RECORD SET:
┏━━

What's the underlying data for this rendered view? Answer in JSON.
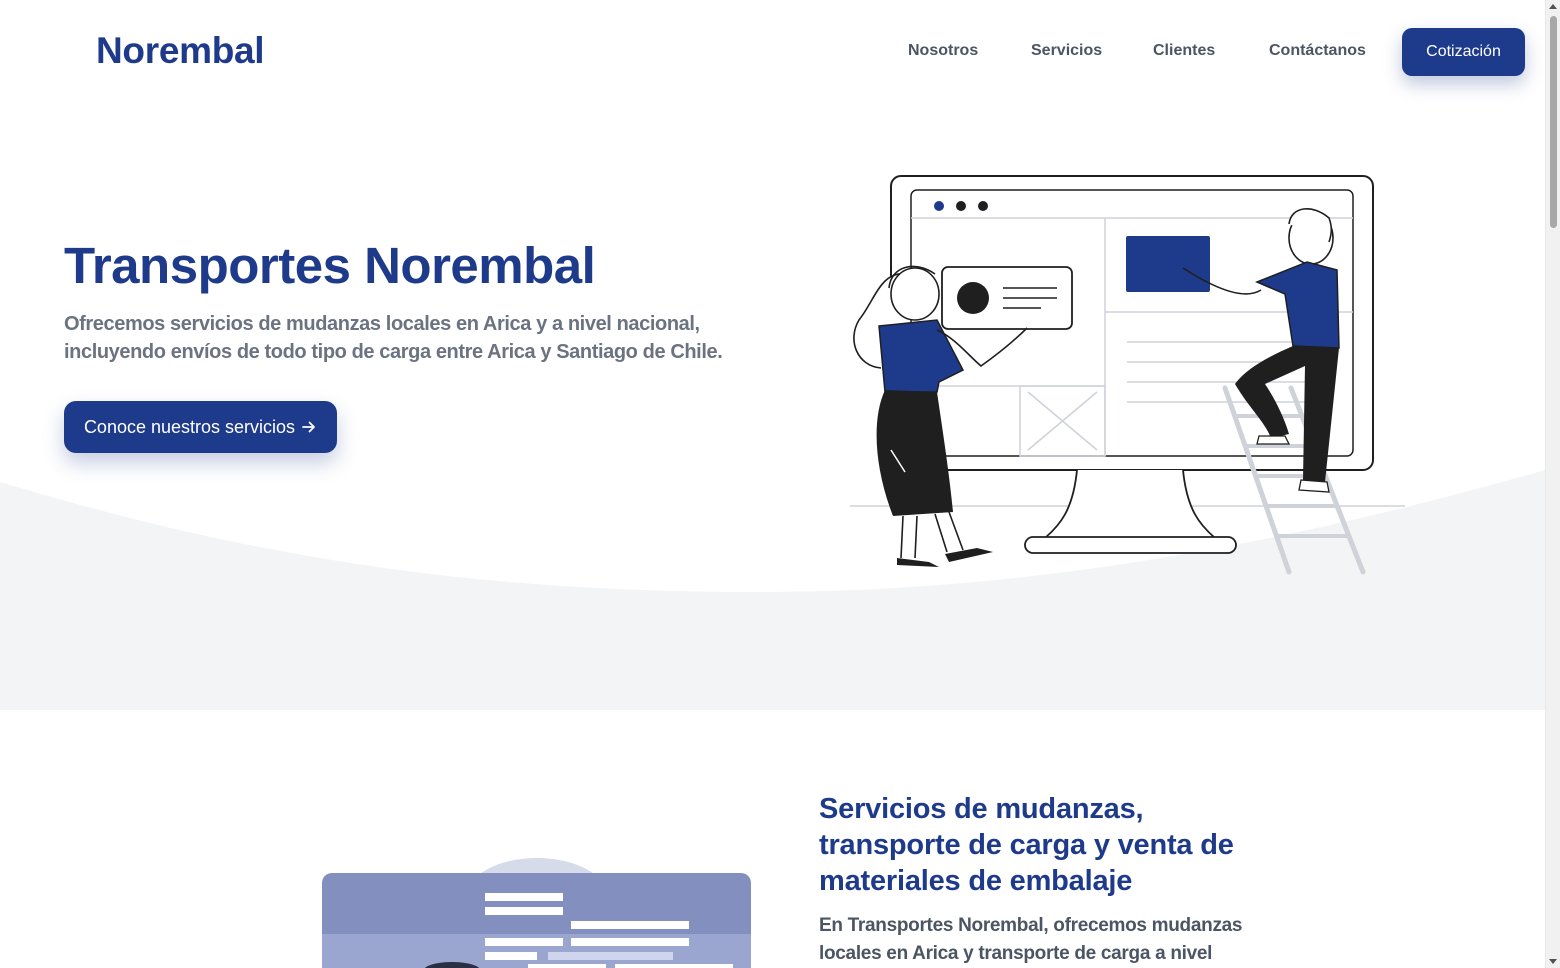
{
  "header": {
    "logo": "Norembal",
    "nav": [
      {
        "label": "Nosotros"
      },
      {
        "label": "Servicios"
      },
      {
        "label": "Clientes"
      },
      {
        "label": "Contáctanos"
      }
    ],
    "quote_button": "Cotización"
  },
  "hero": {
    "title": "Transportes Norembal",
    "subtitle": "Ofrecemos servicios de mudanzas locales en Arica y a nivel nacional, incluyendo envíos de todo tipo de carga entre Arica y Santiago de Chile.",
    "cta_label": "Conoce nuestros servicios",
    "cta_icon": "arrow-right-icon"
  },
  "services_section": {
    "title": "Servicios de mudanzas, transporte de carga y venta de materiales de embalaje",
    "text": "En Transportes Norembal, ofrecemos mudanzas locales en Arica y transporte de carga a nivel"
  },
  "colors": {
    "brand": "#1e3a8a",
    "text_muted": "#6b7280",
    "hero_wave": "#f3f4f6"
  }
}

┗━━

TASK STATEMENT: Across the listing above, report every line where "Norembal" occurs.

RESULT OF THIS EXERCISE:
    "logo": "Norembal",
    "title": "Transportes Norembal",
    "text": "En Transportes Norembal, ofrecemos mudanzas locales en Arica y transporte de carga a nivel"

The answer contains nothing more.